Is it possible that the more advanced italian sentences do not get as much feedback and so have a limited and stilted translation?
agree - even the easiest earlier sentences have many more comments than some of these.
I agree - and can only add that (as a native English speaker) with respect to a game of sport 'hold out' means to survive or persevere despite difficulties. It is commonly used in a siege situation in war - for example: to hold out without food or ammunition.
Although my suggestion 'Now we want them to hold out' was accepted I believe 'stay out' is more likely to be the correct translation.
Forse c’è una spiegazione qui:
we want them to hold outside makes no sense. we want them to stay outside should be accepted but isn't

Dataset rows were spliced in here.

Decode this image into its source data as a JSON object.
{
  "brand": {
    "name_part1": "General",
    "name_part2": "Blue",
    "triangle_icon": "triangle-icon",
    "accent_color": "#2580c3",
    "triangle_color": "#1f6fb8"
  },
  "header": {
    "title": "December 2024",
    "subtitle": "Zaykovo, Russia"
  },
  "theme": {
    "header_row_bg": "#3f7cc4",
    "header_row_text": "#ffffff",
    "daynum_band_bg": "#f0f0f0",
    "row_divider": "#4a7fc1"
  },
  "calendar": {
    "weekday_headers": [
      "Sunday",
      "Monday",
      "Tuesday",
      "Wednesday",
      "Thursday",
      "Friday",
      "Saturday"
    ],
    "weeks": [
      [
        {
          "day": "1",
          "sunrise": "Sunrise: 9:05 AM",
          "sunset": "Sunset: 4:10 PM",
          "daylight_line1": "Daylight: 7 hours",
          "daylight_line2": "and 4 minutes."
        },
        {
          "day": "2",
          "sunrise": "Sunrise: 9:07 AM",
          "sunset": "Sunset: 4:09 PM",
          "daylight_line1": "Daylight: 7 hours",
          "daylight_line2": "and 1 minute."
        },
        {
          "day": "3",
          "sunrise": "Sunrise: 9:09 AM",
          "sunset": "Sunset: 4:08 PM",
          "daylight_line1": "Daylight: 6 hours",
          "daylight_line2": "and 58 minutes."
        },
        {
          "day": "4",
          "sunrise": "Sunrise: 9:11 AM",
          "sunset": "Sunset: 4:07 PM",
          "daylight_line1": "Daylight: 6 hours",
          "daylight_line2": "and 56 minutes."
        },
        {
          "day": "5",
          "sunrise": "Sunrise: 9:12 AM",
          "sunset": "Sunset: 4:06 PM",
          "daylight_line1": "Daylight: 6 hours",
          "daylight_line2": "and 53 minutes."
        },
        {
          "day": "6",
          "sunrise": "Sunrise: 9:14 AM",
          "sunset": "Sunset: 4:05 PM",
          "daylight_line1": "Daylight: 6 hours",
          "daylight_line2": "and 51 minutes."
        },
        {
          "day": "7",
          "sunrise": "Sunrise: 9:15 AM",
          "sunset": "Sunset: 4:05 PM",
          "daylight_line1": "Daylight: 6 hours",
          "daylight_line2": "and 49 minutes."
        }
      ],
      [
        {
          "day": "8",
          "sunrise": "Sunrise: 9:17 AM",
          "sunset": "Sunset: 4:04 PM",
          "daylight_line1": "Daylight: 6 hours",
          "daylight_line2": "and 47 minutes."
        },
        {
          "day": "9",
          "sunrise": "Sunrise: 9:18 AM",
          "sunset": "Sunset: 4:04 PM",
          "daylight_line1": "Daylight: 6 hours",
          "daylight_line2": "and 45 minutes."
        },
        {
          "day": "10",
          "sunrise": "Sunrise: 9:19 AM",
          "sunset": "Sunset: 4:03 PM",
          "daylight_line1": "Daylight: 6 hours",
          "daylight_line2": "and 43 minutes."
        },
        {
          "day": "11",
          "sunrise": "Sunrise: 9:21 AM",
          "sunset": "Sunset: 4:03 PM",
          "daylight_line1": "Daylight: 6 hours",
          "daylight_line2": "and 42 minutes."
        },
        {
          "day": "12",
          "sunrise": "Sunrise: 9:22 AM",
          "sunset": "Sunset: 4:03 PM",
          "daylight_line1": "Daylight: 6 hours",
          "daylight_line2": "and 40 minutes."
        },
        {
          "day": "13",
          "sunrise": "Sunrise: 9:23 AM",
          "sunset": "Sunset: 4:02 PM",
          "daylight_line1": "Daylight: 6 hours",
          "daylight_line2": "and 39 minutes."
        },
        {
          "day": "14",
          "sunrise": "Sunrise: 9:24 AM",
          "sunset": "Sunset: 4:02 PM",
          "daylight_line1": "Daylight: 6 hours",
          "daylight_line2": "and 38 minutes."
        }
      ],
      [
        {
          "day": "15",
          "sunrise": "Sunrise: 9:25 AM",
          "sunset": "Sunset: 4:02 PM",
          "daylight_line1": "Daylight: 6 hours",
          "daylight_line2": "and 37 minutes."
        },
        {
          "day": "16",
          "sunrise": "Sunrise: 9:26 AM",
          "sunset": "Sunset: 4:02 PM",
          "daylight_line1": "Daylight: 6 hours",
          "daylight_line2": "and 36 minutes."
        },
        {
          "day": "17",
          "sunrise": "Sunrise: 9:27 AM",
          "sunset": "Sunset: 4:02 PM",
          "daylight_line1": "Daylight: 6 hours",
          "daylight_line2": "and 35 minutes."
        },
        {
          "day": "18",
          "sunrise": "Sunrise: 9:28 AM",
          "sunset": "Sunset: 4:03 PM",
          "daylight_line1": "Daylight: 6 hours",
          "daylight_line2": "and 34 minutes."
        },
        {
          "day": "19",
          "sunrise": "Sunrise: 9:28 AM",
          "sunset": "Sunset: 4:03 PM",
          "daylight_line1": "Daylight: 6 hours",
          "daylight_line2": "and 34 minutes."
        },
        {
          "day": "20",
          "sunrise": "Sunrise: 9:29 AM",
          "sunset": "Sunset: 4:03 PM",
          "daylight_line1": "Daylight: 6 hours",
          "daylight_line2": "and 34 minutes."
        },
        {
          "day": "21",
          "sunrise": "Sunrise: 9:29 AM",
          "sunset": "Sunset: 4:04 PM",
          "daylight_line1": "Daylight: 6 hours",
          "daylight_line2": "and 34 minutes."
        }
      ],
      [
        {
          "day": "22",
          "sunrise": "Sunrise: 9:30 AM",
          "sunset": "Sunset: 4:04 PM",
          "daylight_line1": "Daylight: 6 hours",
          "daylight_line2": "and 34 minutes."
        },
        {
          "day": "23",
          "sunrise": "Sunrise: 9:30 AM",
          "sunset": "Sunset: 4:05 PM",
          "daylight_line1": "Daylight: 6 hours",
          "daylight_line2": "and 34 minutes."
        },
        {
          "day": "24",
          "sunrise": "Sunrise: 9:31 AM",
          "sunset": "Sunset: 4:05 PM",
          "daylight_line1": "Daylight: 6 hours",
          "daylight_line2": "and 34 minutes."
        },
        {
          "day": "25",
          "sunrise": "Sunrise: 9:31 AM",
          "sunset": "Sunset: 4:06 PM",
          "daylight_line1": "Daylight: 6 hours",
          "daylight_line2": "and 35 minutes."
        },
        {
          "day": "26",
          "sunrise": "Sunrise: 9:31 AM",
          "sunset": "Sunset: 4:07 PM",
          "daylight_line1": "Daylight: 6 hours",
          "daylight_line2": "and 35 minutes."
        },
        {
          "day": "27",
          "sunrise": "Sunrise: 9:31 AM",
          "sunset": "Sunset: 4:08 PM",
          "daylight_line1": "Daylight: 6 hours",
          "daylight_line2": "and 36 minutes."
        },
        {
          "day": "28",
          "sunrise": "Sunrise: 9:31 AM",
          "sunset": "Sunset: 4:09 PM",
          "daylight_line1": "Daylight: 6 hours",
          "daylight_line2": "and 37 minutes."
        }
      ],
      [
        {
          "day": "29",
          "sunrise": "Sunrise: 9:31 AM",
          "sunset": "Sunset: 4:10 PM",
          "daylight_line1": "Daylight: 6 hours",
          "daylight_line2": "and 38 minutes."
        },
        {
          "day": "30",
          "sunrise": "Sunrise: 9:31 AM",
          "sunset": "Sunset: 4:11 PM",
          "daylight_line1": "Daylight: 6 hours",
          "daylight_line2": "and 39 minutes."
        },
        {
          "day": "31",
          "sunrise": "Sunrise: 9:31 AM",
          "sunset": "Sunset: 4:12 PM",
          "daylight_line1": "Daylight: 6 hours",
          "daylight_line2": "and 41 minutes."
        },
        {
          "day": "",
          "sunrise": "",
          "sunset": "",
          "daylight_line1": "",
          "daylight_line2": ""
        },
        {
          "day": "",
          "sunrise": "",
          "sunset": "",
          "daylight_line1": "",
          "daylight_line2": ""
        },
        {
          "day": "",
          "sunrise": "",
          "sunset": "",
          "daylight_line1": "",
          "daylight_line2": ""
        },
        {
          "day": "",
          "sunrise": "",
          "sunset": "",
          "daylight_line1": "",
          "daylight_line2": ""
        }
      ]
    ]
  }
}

It's really "keep (yourself) out". It's probably also a common way of saying "you keep out of this".
Just "keep out" is an accepted answer.
This is a pointless sentence. Can we have phrases to translate that mean something in English and that we can actually use in Italian?
No don't give up now you've got this far! Keep practising and reading the comments and it will sink in eventually - here's a lingot to encourage you
Suddenly almost impossible to get anything right or at least according to the answer you want
who are you implying is keeping them out? the sentence says that they keep 'themselves' (si) out. 'they be kept out' changes the voice from active to passive. that's not what the sentence says.
Out of It? I do NOT understand ! Fuori has consistently been outside. tenere is keep tengano si themselves reflective. Could not find if a common phrase with si tenere "Keep themselves " with fuori is out of it instead of outside.
Is Stiano stay OR Rimangano rimanere remain more commonly used?
fuori has many meanings--out, outside, outdoors, away, abroad. 'fuori pasto--between meals. fuori programma--unscheduled. fuori di se (accented)--beside himself.
Is there a German speaking person, who can help me, to understand the sentence? I cannot catch the meaning of this sentence.
I know "tenersi" as "to be held" or "to take place". I now know that there is a second construction, "tenersi fuori" (thank you, Duo!), but I'm curious: would it be possible to understand this sentence as meaning "Now we want them to be held outside" (i.e. the games, or something)? Grazie in anticipo.
'rimanere' and 'restare' would work since they mean 'stay'. 'tenere' on the other hand usually means 'hold', 'keep', 'retain', 'wield' and more. I think that someone translating a novel might stretch it to accept your use but not duo.